Nutricion during pregnancy is a vital factor, not only in maintaining a healthy pregnancy, but also in fostering optimal fetal development.
- Pregnancy is not the right time to follow a weight-loss diet; however it’s vital to eat well but not for 2
- Eat small meals frequently which also help nausea, heartburn and indigestion
Chew longer your meals making digestion easier.
Prefer organic fruits and veggies. Avoid frozen or canned foods.
Wash the vegetables and fruits well and avoid raw meat.
Avoid soft cheese, oysters, unpasteurized milk.
Prefer unprocessed foods such as whole grain bread, rice and sugar that contains molasses.
Your diet should provide you enough folic acid (essential for the functioning of DNA), iron, calcium, vitamins C and E.
Avoid red meat and prefer white such as sardines and mackerel which contain omega-3 fatty acids which are crucial for the developing baby.
Could I drink alcohol or caffeine during pregnancy?
There are many products contain caffeine except for coffee. To be more specific chocolate, tea, beverages and energy drinks are some of them.
A recommended consumption is less than 200 milligrams (mg) caffeine per day. Caffeine passes the placenta barrier and may affect baby due to recent data which show that caffeine increase the risk of miscarriages.
What about alcohol?
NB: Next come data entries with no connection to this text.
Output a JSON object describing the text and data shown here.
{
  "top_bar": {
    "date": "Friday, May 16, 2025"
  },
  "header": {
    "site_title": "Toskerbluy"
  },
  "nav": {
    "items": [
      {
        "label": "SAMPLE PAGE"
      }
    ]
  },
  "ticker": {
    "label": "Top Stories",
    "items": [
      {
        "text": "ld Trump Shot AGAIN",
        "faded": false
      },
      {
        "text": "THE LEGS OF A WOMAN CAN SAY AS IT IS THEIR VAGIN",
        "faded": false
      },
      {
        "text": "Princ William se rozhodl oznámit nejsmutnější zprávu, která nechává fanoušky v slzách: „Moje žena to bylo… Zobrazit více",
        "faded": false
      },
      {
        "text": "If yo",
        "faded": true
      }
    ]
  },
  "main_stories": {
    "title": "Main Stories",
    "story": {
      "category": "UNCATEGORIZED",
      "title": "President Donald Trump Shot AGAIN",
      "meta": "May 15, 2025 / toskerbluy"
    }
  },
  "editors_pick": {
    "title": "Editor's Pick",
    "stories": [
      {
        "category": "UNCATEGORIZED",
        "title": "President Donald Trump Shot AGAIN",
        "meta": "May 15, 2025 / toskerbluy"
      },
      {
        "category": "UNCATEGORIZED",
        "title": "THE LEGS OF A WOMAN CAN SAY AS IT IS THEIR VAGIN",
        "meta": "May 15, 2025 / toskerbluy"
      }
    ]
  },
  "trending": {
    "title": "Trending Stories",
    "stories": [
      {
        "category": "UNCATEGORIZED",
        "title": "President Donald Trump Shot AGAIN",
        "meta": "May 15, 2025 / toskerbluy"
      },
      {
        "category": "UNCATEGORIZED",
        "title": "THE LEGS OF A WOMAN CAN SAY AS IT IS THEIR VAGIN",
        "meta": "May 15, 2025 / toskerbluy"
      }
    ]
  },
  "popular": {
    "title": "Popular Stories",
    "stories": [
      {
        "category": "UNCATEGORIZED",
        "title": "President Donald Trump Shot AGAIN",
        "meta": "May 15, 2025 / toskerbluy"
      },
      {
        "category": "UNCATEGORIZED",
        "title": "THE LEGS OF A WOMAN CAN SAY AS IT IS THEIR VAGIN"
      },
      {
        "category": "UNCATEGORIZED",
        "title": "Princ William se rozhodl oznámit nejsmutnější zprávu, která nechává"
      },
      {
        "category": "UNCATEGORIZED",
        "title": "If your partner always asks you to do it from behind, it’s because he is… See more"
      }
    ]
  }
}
It is recommended that pregnant women should avoid alcohol consumption especially during the first trimester because it may affect the fetal organogenesis.
Are you vegetarian?
If you are vegetarian, you could cover your nutritional needs eating vegetables, nuts and legumes without taking supplements. However, women who avoid also animal by-products, it is recommended to take B12 supplements.
Every woman is a different person and her nutritional needs differ from the other mothers. The ideal weight gain depends on the woman’s weight before pregnancy (more specifically the pre-pregnancy BMI of the woman).
Dr. Marinakis has been trained and worked in the UK for 12 concecutive years. He has been qualified and certified by the London (Deanery) School of Obstetrics and Gynacology and Royal College of Obstetricians and Gynaecologist. He has a vast experience managing low and high risks pregnancies as he has worked in the biggests materity units in London. Over the last years he is based in Athens providing high standards of maternity care.